Retype the whole listing below precisely.

*** Data for the task

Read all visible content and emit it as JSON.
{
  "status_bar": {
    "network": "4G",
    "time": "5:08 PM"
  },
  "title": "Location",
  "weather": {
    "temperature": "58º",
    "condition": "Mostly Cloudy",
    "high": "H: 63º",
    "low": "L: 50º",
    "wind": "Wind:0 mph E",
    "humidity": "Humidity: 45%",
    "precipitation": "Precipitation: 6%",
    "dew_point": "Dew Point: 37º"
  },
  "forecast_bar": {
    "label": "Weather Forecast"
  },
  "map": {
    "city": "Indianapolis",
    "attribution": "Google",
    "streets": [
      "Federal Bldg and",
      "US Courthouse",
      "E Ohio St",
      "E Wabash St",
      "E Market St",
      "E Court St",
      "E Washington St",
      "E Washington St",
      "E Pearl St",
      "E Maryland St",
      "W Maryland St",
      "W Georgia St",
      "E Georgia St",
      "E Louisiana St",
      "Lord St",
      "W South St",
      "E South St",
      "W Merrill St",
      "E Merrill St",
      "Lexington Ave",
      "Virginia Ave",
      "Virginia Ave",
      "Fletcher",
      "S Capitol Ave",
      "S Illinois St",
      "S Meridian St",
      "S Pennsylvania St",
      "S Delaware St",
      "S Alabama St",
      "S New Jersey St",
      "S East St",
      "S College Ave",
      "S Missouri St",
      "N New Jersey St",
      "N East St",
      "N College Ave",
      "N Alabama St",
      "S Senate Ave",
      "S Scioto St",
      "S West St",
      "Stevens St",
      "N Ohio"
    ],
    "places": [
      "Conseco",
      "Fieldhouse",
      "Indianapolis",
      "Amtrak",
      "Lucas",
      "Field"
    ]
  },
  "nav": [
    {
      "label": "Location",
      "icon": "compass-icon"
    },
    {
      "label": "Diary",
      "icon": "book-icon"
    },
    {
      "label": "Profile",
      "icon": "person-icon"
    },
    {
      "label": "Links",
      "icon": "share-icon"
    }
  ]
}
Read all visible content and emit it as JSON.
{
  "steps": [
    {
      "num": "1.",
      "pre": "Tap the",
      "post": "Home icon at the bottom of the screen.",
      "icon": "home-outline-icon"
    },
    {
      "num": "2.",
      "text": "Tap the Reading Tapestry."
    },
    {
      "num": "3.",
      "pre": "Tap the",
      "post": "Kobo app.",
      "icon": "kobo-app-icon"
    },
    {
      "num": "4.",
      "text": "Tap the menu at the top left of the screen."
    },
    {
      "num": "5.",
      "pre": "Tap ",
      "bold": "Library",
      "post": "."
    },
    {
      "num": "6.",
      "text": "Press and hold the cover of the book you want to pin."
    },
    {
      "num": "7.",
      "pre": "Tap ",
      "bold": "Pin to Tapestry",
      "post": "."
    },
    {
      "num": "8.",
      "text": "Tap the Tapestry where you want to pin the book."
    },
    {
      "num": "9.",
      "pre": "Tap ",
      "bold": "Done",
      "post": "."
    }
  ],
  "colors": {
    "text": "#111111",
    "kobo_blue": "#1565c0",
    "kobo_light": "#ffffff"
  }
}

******

[Reply to the exercise]
Read all visible content and emit it as JSON.
{
  "status_bar": {
    "network": "4G",
    "time": "5:08 PM"
  },
  "title": "Location",
  "weather": {
    "temperature": "58º",
    "condition": "Mostly Cloudy",
    "high": "H: 63º",
    "low": "L: 50º",
    "wind": "Wind:0 mph E",
    "humidity": "Humidity: 45%",
    "precipitation": "Precipitation: 6%",
    "dew_point": "Dew Point: 37º"
  },
  "forecast_bar": {
    "label": "Weather Forecast"
  },
  "map": {
    "city": "Indianapolis",
    "attribution": "Google",
    "streets": [
      "Federal Bldg and",
      "US Courthouse",
      "E Ohio St",
      "E Wabash St",
      "E Market St",
      "E Court St",
      "E Washington St",
      "E Washington St",
      "E Pearl St",
      "E Maryland St",
      "W Maryland St",
      "W Georgia St",
      "E Georgia St",
      "E Louisiana St",
      "Lord St",
      "W South St",
      "E South St",
      "W Merrill St",
      "E Merrill St",
      "Lexington Ave",
      "Virginia Ave",
      "Virginia Ave",
      "Fletcher",
      "S Capitol Ave",
      "S Illinois St",
      "S Meridian St",
      "S Pennsylvania St",
      "S Delaware St",
      "S Alabama St",
      "S New Jersey St",
      "S East St",
      "S College Ave",
      "S Missouri St",
      "N New Jersey St",
      "N East St",
      "N College Ave",
      "N Alabama St",
      "S Senate Ave",
      "S Scioto St",
      "S West St",
      "Stevens St",
      "N Ohio"
    ],
    "places": [
      "Conseco",
      "Fieldhouse",
      "Indianapolis",
      "Amtrak",
      "Lucas",
      "Field"
    ]
  },
  "nav": [
    {
      "label": "Location",
      "icon": "compass-icon"
    },
    {
      "label": "Diary",
      "icon": "book-icon"
    },
    {
      "label": "Profile",
      "icon": "person-icon"
    },
    {
      "label": "Links",
      "icon": "share-icon"
    }
  ]
}
Read all visible content and emit it as JSON.
{
  "steps": [
    {
      "num": "1.",
      "pre": "Tap the",
      "post": "Home icon at the bottom of the screen.",
      "icon": "home-outline-icon"
    },
    {
      "num": "2.",
      "text": "Tap the Reading Tapestry."
    },
    {
      "num": "3.",
      "pre": "Tap the",
      "post": "Kobo app.",
      "icon": "kobo-app-icon"
    },
    {
      "num": "4.",
      "text": "Tap the menu at the top left of the screen."
    },
    {
      "num": "5.",
      "pre": "Tap ",
      "bold": "Library",
      "post": "."
    },
    {
      "num": "6.",
      "text": "Press and hold the cover of the book you want to pin."
    },
    {
      "num": "7.",
      "pre": "Tap ",
      "bold": "Pin to Tapestry",
      "post": "."
    },
    {
      "num": "8.",
      "text": "Tap the Tapestry where you want to pin the book."
    },
    {
      "num": "9.",
      "pre": "Tap ",
      "bold": "Done",
      "post": "."
    }
  ],
  "colors": {
    "text": "#111111",
    "kobo_blue": "#1565c0",
    "kobo_light": "#ffffff"
  }
}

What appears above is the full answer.